Which lines below contain "time"? Pull them out.
DATA FOR THIS TASK below:
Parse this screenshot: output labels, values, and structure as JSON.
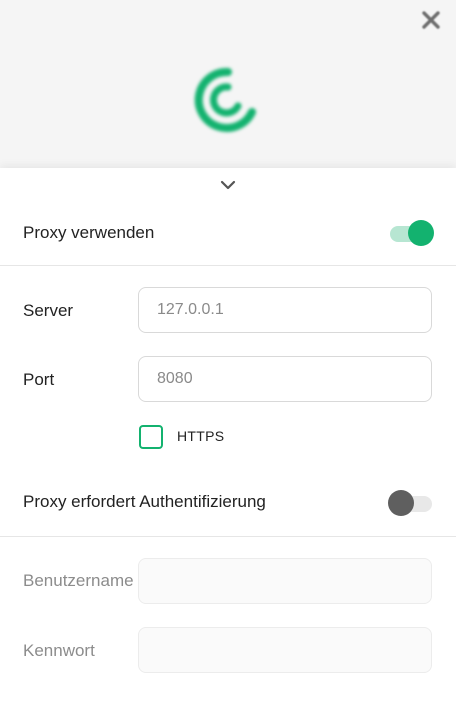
{
  "header": {
    "close_icon": "close-icon",
    "logo_icon": "logo-icon",
    "accent_color": "#13b26f"
  },
  "sheet": {
    "collapse_icon": "chevron-down-icon"
  },
  "proxy": {
    "use_proxy_label": "Proxy verwenden",
    "use_proxy_enabled": true,
    "server_label": "Server",
    "server_placeholder": "127.0.0.1",
    "port_label": "Port",
    "port_placeholder": "8080",
    "https_label": "HTTPS",
    "https_checked": false,
    "auth_label": "Proxy erfordert Authentifizierung",
    "auth_enabled": false,
    "username_label": "Benutzername",
    "username_value": "",
    "password_label": "Kennwort",
    "password_value": ""
  }
}
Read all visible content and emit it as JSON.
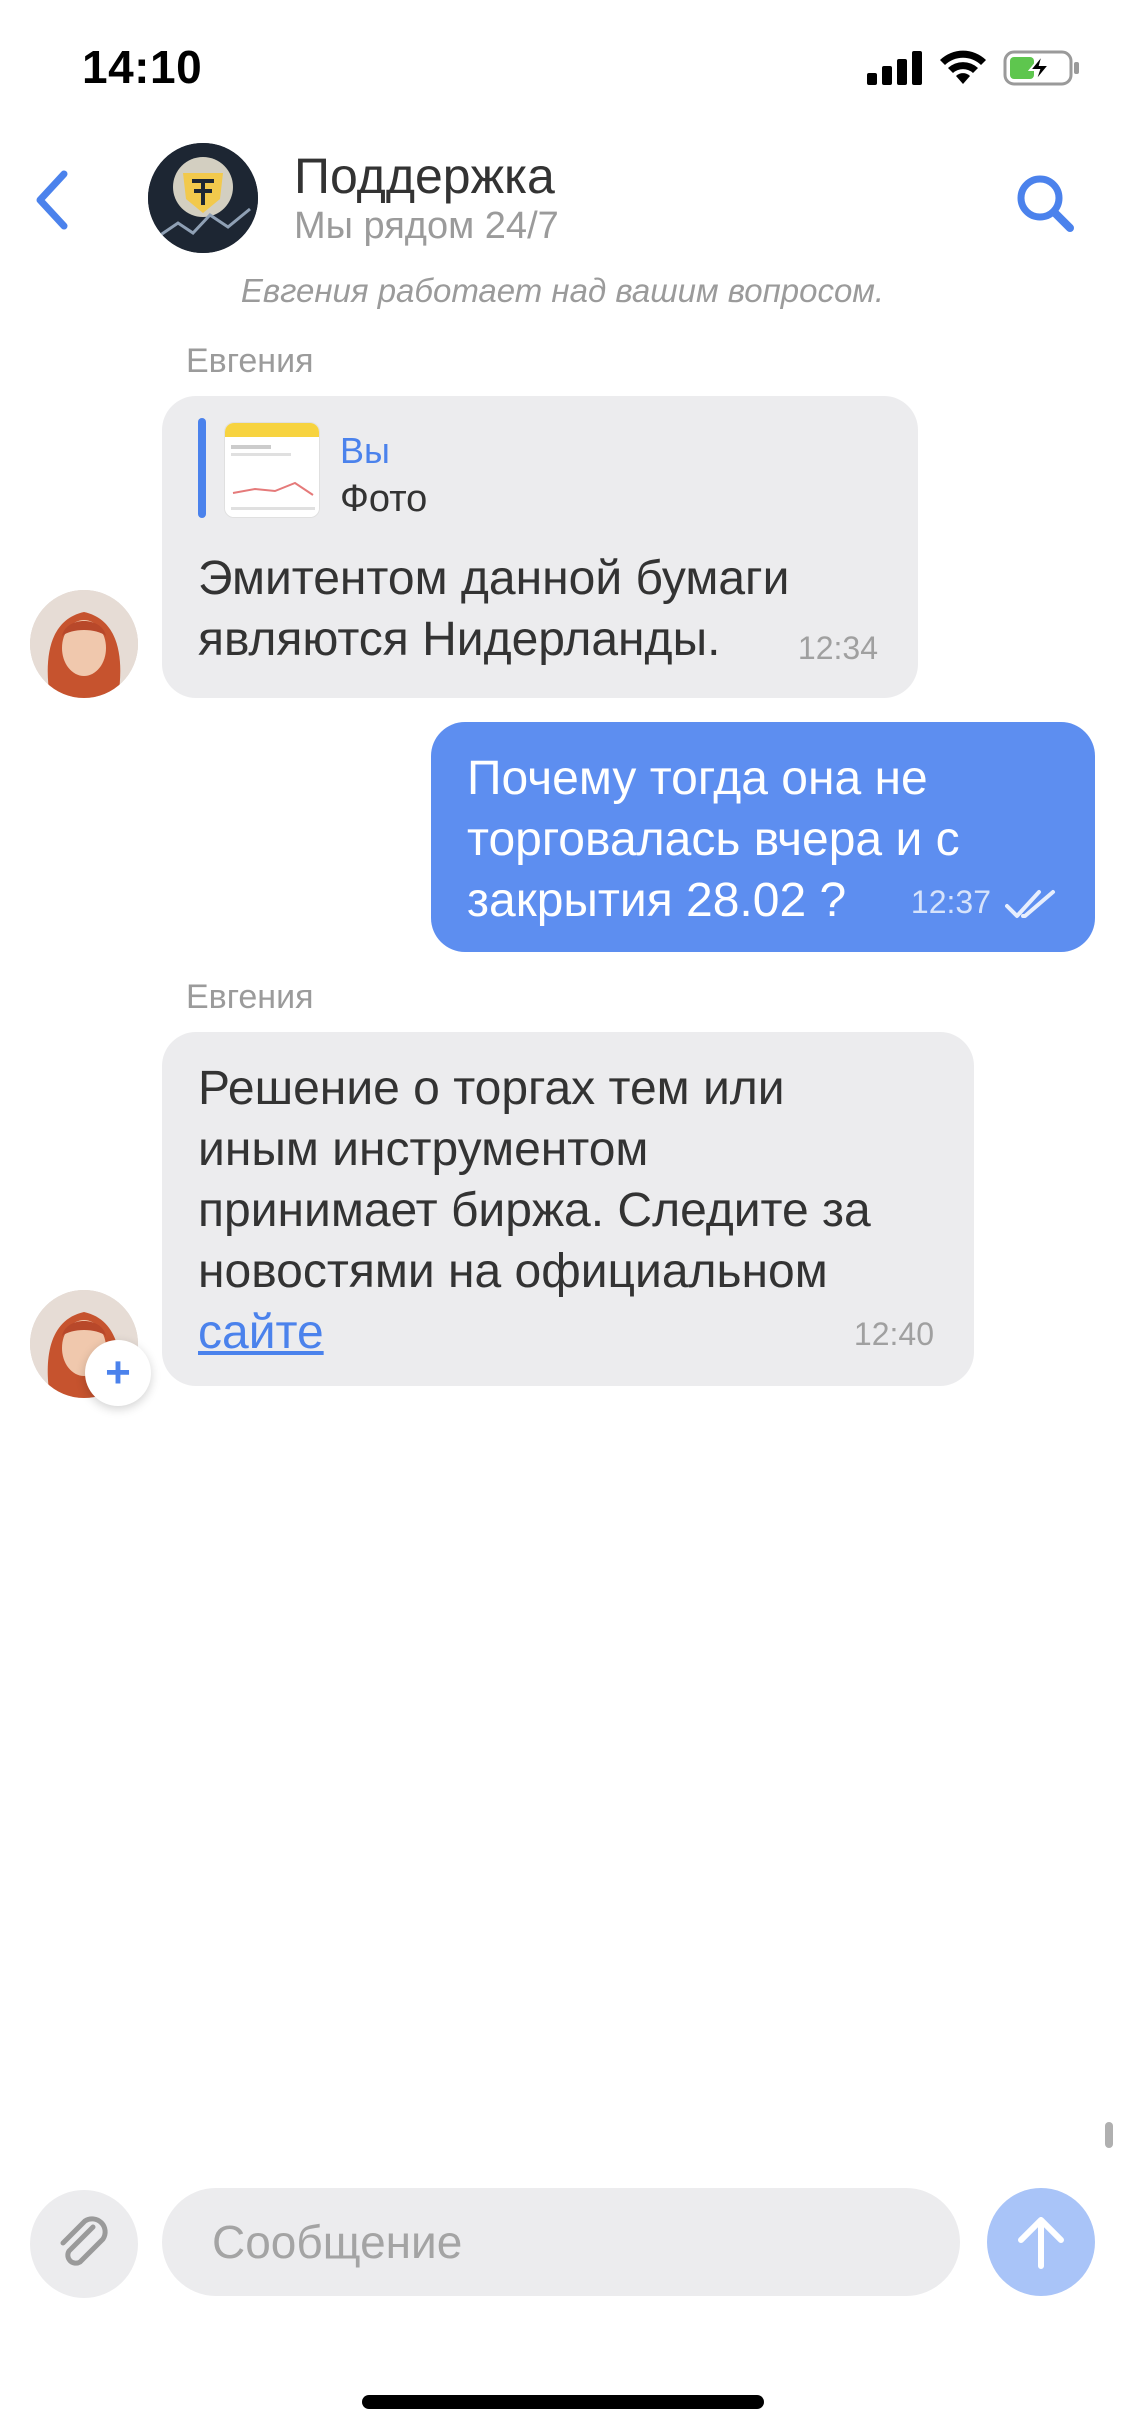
{
  "status_bar": {
    "time": "14:10"
  },
  "header": {
    "title": "Поддержка",
    "subtitle": "Мы рядом 24/7"
  },
  "notice": "Евгения работает над вашим вопросом.",
  "messages": [
    {
      "direction": "incoming",
      "sender": "Евгения",
      "reply": {
        "author": "Вы",
        "label": "Фото"
      },
      "lines": [
        "Эмитентом данной бумаги",
        "являются Нидерланды."
      ],
      "time": "12:34"
    },
    {
      "direction": "outgoing",
      "lines": [
        "Почему тогда она не",
        "торговалась вчера и с",
        "закрытия 28.02 ?"
      ],
      "time": "12:37",
      "status_icon": "double-check-icon"
    },
    {
      "direction": "incoming",
      "sender": "Евгения",
      "lines": [
        "Решение о торгах тем или",
        "иным инструментом",
        "принимает биржа. Следите за",
        "новостями на официальном"
      ],
      "link_text": "сайте",
      "time": "12:40"
    }
  ],
  "composer": {
    "placeholder": "Сообщение"
  },
  "colors": {
    "accent": "#4b82ec",
    "outgoing_bubble": "#5d8ef0",
    "incoming_bubble": "#ececee",
    "battery": "#5ec64e"
  },
  "icons": {
    "back": "chevron-left-icon",
    "search": "search-icon",
    "attach": "paperclip-icon",
    "send": "arrow-up-icon",
    "add": "plus-icon"
  }
}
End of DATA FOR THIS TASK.
EXPECTED ANSWER
    "time": "14:10"
      "time": "12:34"
      "time": "12:37",
      "time": "12:40"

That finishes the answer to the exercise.